A Million Miles in a Thousand Years by Donald Miller — I just finished re-reading this one, and it’s still great. It’s so personal and, at times, gut-wrenching. And now that Blue Like Jazz: the Movie is a reality, it’s great to revisit the stories about the screenplay coming together.
Anything You Want by Derek Sivers — This is a quick but fascinating book from Seth Godin’s Domino Project. Sivers offers leaders and aspiring entrepreneurs advice in the form of his experiences founding, running, and selling CDBaby. It’s accessible and pretty handy, too.
The Book of Basketball: The NBA According to The Sports Guy by Bill Simmons — This book is way too long and contains way too much information about the history of the game of basketball. But I read every word and enjoyed most of it. Simmons is great, and it’s fun to read about the legends of the game.
Born Standing Up: A Comic’s Life by Steve Martin — Steve Martin was done with stand-up comedy by the time I was born, so I always think of him as an actor. That and the fact that Martin is a skilled writer made for an entertaining read. As someone who feels as though I’m still honing in on the whole career thing, it was motivating to learn about all the work Martin put in over the years honing his craft.
Downtown Owl by Chuck Klosterman — I love Chuck Klosterman, but I didn’t like this novel. Truth be told, I bailed halfway through for two reasons: I didn’t care about any of the characters and I didn’t care what happened next. Sorry, Chuck, but I would like to read The Visible Man someday.
The Furious Longing of God by Brennan Manning — I love the combination of the rawness of Manning’s past and the beauty of his prose. As a reader with my share of identity and esteem issues, the message of this book was so timely and meaningful for me. Of course, that means the message was also plenty challenging for me, and that’s a good thing.
The Girl with the Dragon Tattoo by Stieg Larsson — I felt compelled to read this book before the movie came out, though I’m not sure why. The narrative is tough to stomach in places, but the pacing is good and the mystery hooked me. I imagine I’ll finish this trilogy at some point, but I’m not chomping at the bit like I was with …
The Hunger Games Trilogy by Suzanne Collins — Yes, this counts as three books, but I felt it might be patronizing to list them individually. It’s also patronizing to classify these as Young Adult, right? These books were incredible and I consumed them at an alarming rate. Just read ‘em already.

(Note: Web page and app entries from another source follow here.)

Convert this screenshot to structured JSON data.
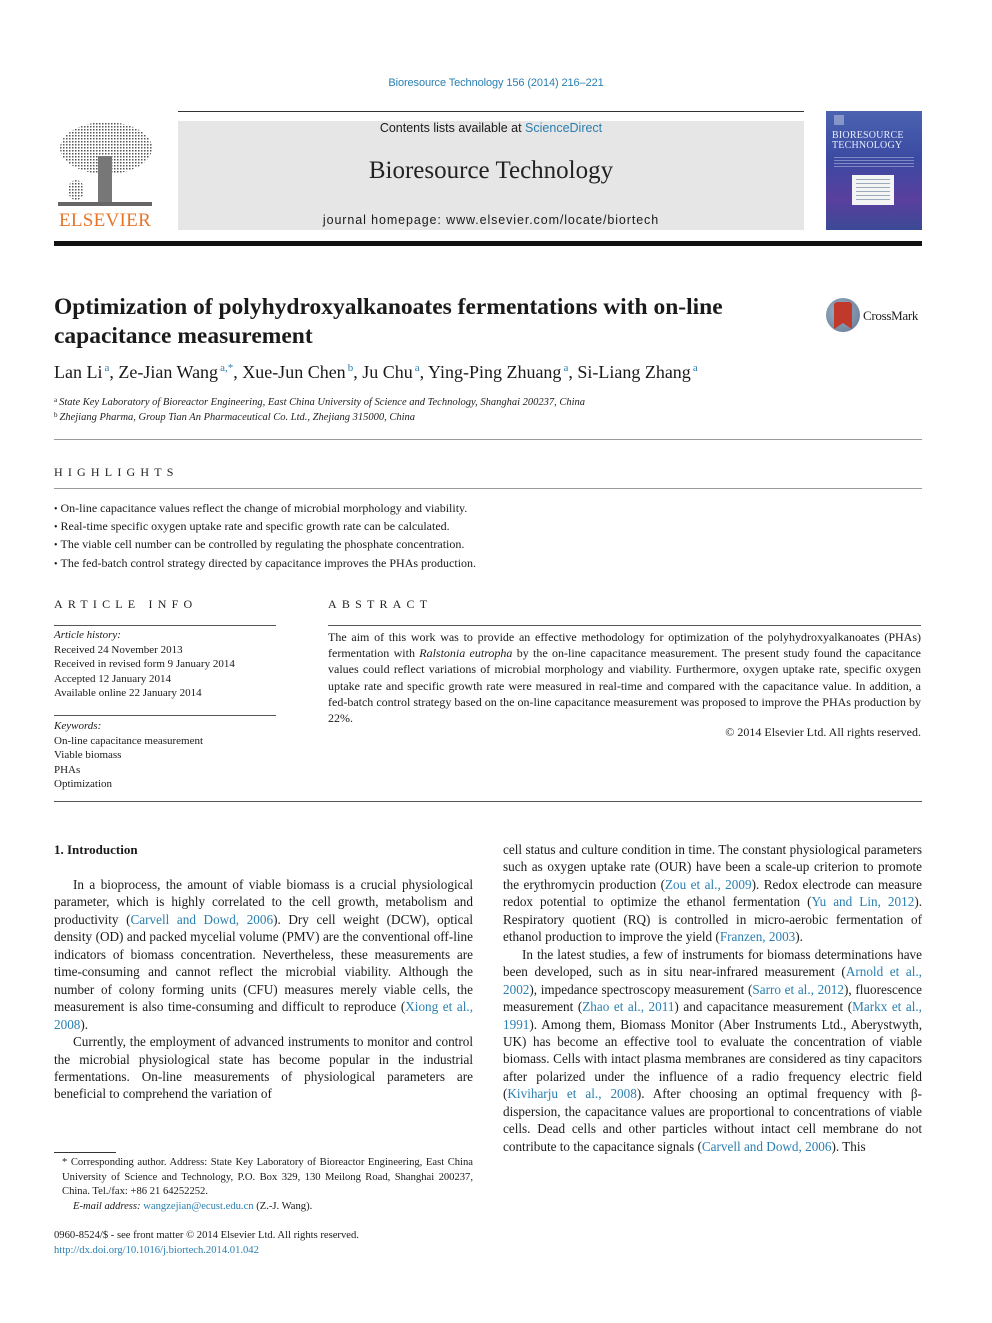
{
  "header": {
    "citation": "Bioresource Technology 156 (2014) 216–221",
    "contents_prefix": "Contents lists available at ",
    "contents_link": "ScienceDirect",
    "journal_name": "Bioresource Technology",
    "homepage": "journal homepage: www.elsevier.com/locate/biortech",
    "publisher_logo_text": "ELSEVIER",
    "cover_title_line1": "BIORESOURCE",
    "cover_title_line2": "TECHNOLOGY",
    "crossmark_label": "CrossMark"
  },
  "article": {
    "title": "Optimization of polyhydroxyalkanoates fermentations with on-line capacitance measurement",
    "authors": [
      {
        "name": "Lan Li",
        "aff": "a"
      },
      {
        "name": "Ze-Jian Wang",
        "aff": "a,*"
      },
      {
        "name": "Xue-Jun Chen",
        "aff": "b"
      },
      {
        "name": "Ju Chu",
        "aff": "a"
      },
      {
        "name": "Ying-Ping Zhuang",
        "aff": "a"
      },
      {
        "name": "Si-Liang Zhang",
        "aff": "a"
      }
    ],
    "affiliations": [
      {
        "key": "a",
        "text": "State Key Laboratory of Bioreactor Engineering, East China University of Science and Technology, Shanghai 200237, China"
      },
      {
        "key": "b",
        "text": "Zhejiang Pharma, Group Tian An Pharmaceutical Co. Ltd., Zhejiang 315000, China"
      }
    ]
  },
  "highlights": {
    "heading": "HIGHLIGHTS",
    "items": [
      "On-line capacitance values reflect the change of microbial morphology and viability.",
      "Real-time specific oxygen uptake rate and specific growth rate can be calculated.",
      "The viable cell number can be controlled by regulating the phosphate concentration.",
      "The fed-batch control strategy directed by capacitance improves the PHAs production."
    ]
  },
  "article_info": {
    "heading": "ARTICLE INFO",
    "history_label": "Article history:",
    "history": [
      "Received 24 November 2013",
      "Received in revised form 9 January 2014",
      "Accepted 12 January 2014",
      "Available online 22 January 2014"
    ],
    "keywords_label": "Keywords:",
    "keywords": [
      "On-line capacitance measurement",
      "Viable biomass",
      "PHAs",
      "Optimization"
    ]
  },
  "abstract": {
    "heading": "ABSTRACT",
    "part1": "The aim of this work was to provide an effective methodology for optimization of the polyhydroxyalkano­ates (PHAs) fermentation with ",
    "organism": "Ralstonia eutropha",
    "part2": " by the on-line capacitance measurement. The present study found the capacitance values could reflect variations of microbial morphology and viability. Fur­thermore, oxygen uptake rate, specific oxygen uptake rate and specific growth rate were measured in real-time and compared with the capacitance value. In addition, a fed-batch control strategy based on the on-line capacitance measurement was proposed to improve the PHAs production by 22%.",
    "copyright": "© 2014 Elsevier Ltd. All rights reserved."
  },
  "introduction": {
    "heading": "1. Introduction",
    "p1": [
      {
        "t": "In a bioprocess, the amount of viable biomass is a crucial phys­iological parameter, which is highly correlated to the cell growth, metabolism and productivity ("
      },
      {
        "link": "Carvell and Dowd, 2006"
      },
      {
        "t": "). Dry cell weight (DCW), optical density (OD) and packed mycelial volume (PMV) are the conventional off-line indicators of biomass concen­tration. Nevertheless, these measurements are time-consuming and cannot reflect the microbial viability. Although the number of colony forming units (CFU) measures merely viable cells, the measurement is also time-consuming and difficult to reproduce ("
      },
      {
        "link": "Xiong et al., 2008"
      },
      {
        "t": ")."
      }
    ],
    "p2": [
      {
        "t": "Currently, the employment of advanced instruments to monitor and control the microbial physiological state has become popular in the industrial fermentations. On-line measurements of physio­logical parameters are beneficial to comprehend the variation of "
      }
    ],
    "p2_cont": [
      {
        "t": "cell status and culture condition in time. The constant physiologi­cal parameters such as oxygen uptake rate (OUR) have been a scale-up criterion to promote the erythromycin production ("
      },
      {
        "link": "Zou et al., 2009"
      },
      {
        "t": "). Redox electrode can measure redox potential to opti­mize the ethanol fermentation ("
      },
      {
        "link": "Yu and Lin, 2012"
      },
      {
        "t": "). Respiratory quo­tient (RQ) is controlled in micro-aerobic fermentation of ethanol production to improve the yield ("
      },
      {
        "link": "Franzen, 2003"
      },
      {
        "t": ")."
      }
    ],
    "p3": [
      {
        "t": "In the latest studies, a few of instruments for biomass determi­nations have been developed, such as in situ near-infrared mea­surement ("
      },
      {
        "link": "Arnold et al., 2002"
      },
      {
        "t": "), impedance spectroscopy measurement ("
      },
      {
        "link": "Sarro et al., 2012"
      },
      {
        "t": "), fluorescence measurement ("
      },
      {
        "link": "Zhao et al., 2011"
      },
      {
        "t": ") and capacitance measurement ("
      },
      {
        "link": "Markx et al., 1991"
      },
      {
        "t": "). Among them, Biomass Monitor (Aber Instruments Ltd., Aber­ystwyth, UK) has become an effective tool to evaluate the concen­tration of viable biomass. Cells with intact plasma membranes are considered as tiny capacitors after polarized under the influence of a radio frequency electric field ("
      },
      {
        "link": "Kiviharju et al., 2008"
      },
      {
        "t": "). After choos­ing an optimal frequency with β-dispersion, the capacitance values are proportional to concentrations of viable cells. Dead cells and other particles without intact cell membrane do not contribute to the capacitance signals ("
      },
      {
        "link": "Carvell and Dowd, 2006"
      },
      {
        "t": "). This"
      }
    ]
  },
  "footnotes": {
    "corresponding": "* Corresponding author. Address: State Key Laboratory of Bioreactor Engineering, East China University of Science and Technology, P.O. Box 329, 130 Meilong Road, Shanghai 200237, China. Tel./fax: +86 21 64252252.",
    "email_label": "E-mail address: ",
    "email": "wangzejian@ecust.edu.cn",
    "email_suffix": " (Z.-J. Wang).",
    "front_matter": "0960-8524/$ - see front matter © 2014 Elsevier Ltd. All rights reserved.",
    "doi": "http://dx.doi.org/10.1016/j.biortech.2014.01.042"
  },
  "colors": {
    "link": "#2a7fb0",
    "elsevier_orange": "#e8742a",
    "banner_gray": "#e6e6e6"
  }
}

Jesus, My Father, the CIA, and Me: A Memoir of Sorts by Ian Cron — I enjoyed Ian Cron’s Chasing Francis but I loved this book. I resonated with Cron’s story of growing up and trying to make sense of God and family and how to deal with it all. Cron’s book illustrates the power of digging into our stories (rather than running from them) and trying to make peace with them.
Pulphead: Essays by John Jeremiah Sullivan — Okay, I’m almost done with this one, but I’m taking it essay by essay. The first essay, about Sullivan’s trip to a Christian music festival and his adolescent journey into (and out of) Christianity, roped me in. From there, I enjoyed his observations and storytelling on everything from Native American caves to the time his brother almost died by electrocution.
UNTITLED: Thoughts on the Creative Process by Blaine Hogan — Blaine is the Creative Director at Willow Creek Community Church, someone who makes good things, and an all-around nice guy. His first book is accessible and inspiring, so grab it if the creative process is part of your life in some way. (That means you.)
The King Jesus Gospel: The Original Good News Revisited by Scot McKnight — In the time I’ve spent working on this post I’ve almost made it to the halfway point in this one. Dang, it’s good. McKnight has opened my eyes to both the gospel as the Bible articulates it and our modern-day Plan of Salvation culture. And no, they’re not the same thing.
What have you been reading? Any recommendations?